Omitting all pictures, retype the entries below exactly as given.

═════ Records to process ═════

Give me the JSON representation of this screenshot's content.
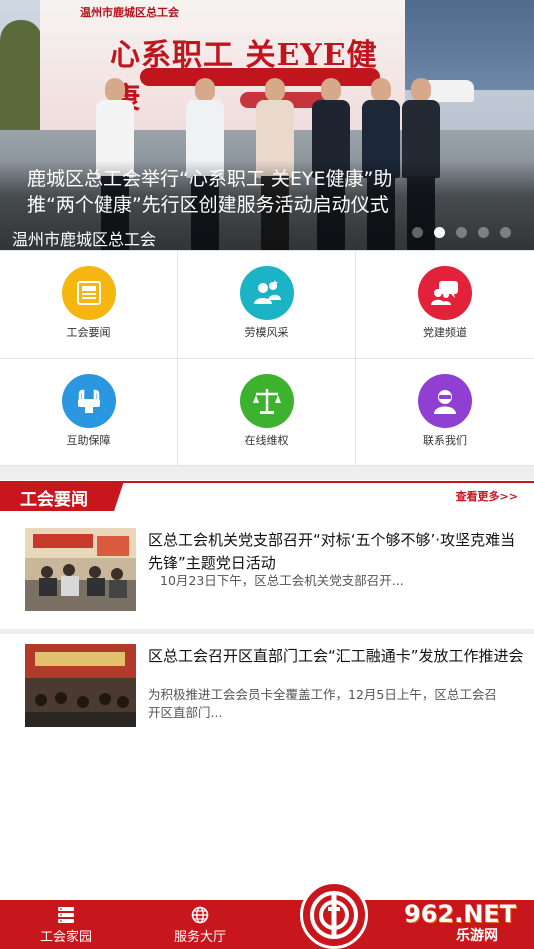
{
  "banner": {
    "caption": "鹿城区总工会举行“心系职工 关EYE健康”助推“两个健康”先行区创建服务活动启动仪式",
    "source": "温州市鹿城区总工会",
    "dots_total": 5,
    "active_dot": 2,
    "backdrop_brand": "温州市鹿城区总工会",
    "backdrop_slogan": "心系职工 关EYE健康"
  },
  "grid": {
    "items": [
      {
        "label": "工会要闻",
        "icon": "newspaper-icon",
        "color": "#f5b60f"
      },
      {
        "label": "劳模风采",
        "icon": "model-worker-icon",
        "color": "#1ab4c6"
      },
      {
        "label": "党建频道",
        "icon": "party-chat-icon",
        "color": "#e2213a"
      },
      {
        "label": "互助保障",
        "icon": "mutual-aid-icon",
        "color": "#2a97e0"
      },
      {
        "label": "在线维权",
        "icon": "scales-icon",
        "color": "#3db22f"
      },
      {
        "label": "联系我们",
        "icon": "contact-icon",
        "color": "#8f3fd1"
      }
    ]
  },
  "section": {
    "title": "工会要闻",
    "more": "查看更多>>"
  },
  "news": [
    {
      "title": "区总工会机关党支部召开“对标‘五个够不够’·攻坚克难当先锋”主题党日活动",
      "desc": "10月23日下午，区总工会机关党支部召开..."
    },
    {
      "title": "区总工会召开区直部门工会“汇工融通卡”发放工作推进会",
      "desc": "为积极推进工会会员卡全覆盖工作，12月5日上午，区总工会召开区直部门..."
    }
  ],
  "tabbar": {
    "home": "工会家园",
    "service": "服务大厅",
    "watermark_brand": "962.NET",
    "watermark_sub": "乐游网"
  },
  "colors": {
    "brand_red": "#c8161d"
  }
}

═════

Solution to this exercise =>
Give me the JSON representation of this screenshot's content.
{
  "banner": {
    "caption": "鹿城区总工会举行“心系职工 关EYE健康”助推“两个健康”先行区创建服务活动启动仪式",
    "source": "温州市鹿城区总工会",
    "dots_total": 5,
    "active_dot": 2,
    "backdrop_brand": "温州市鹿城区总工会",
    "backdrop_slogan": "心系职工 关EYE健康"
  },
  "grid": {
    "items": [
      {
        "label": "工会要闻",
        "icon": "newspaper-icon",
        "color": "#f5b60f"
      },
      {
        "label": "劳模风采",
        "icon": "model-worker-icon",
        "color": "#1ab4c6"
      },
      {
        "label": "党建频道",
        "icon": "party-chat-icon",
        "color": "#e2213a"
      },
      {
        "label": "互助保障",
        "icon": "mutual-aid-icon",
        "color": "#2a97e0"
      },
      {
        "label": "在线维权",
        "icon": "scales-icon",
        "color": "#3db22f"
      },
      {
        "label": "联系我们",
        "icon": "contact-icon",
        "color": "#8f3fd1"
      }
    ]
  },
  "section": {
    "title": "工会要闻",
    "more": "查看更多>>"
  },
  "news": [
    {
      "title": "区总工会机关党支部召开“对标‘五个够不够’·攻坚克难当先锋”主题党日活动",
      "desc": "10月23日下午，区总工会机关党支部召开..."
    },
    {
      "title": "区总工会召开区直部门工会“汇工融通卡”发放工作推进会",
      "desc": "为积极推进工会会员卡全覆盖工作，12月5日上午，区总工会召开区直部门..."
    }
  ],
  "tabbar": {
    "home": "工会家园",
    "service": "服务大厅",
    "watermark_brand": "962.NET",
    "watermark_sub": "乐游网"
  },
  "colors": {
    "brand_red": "#c8161d"
  }
}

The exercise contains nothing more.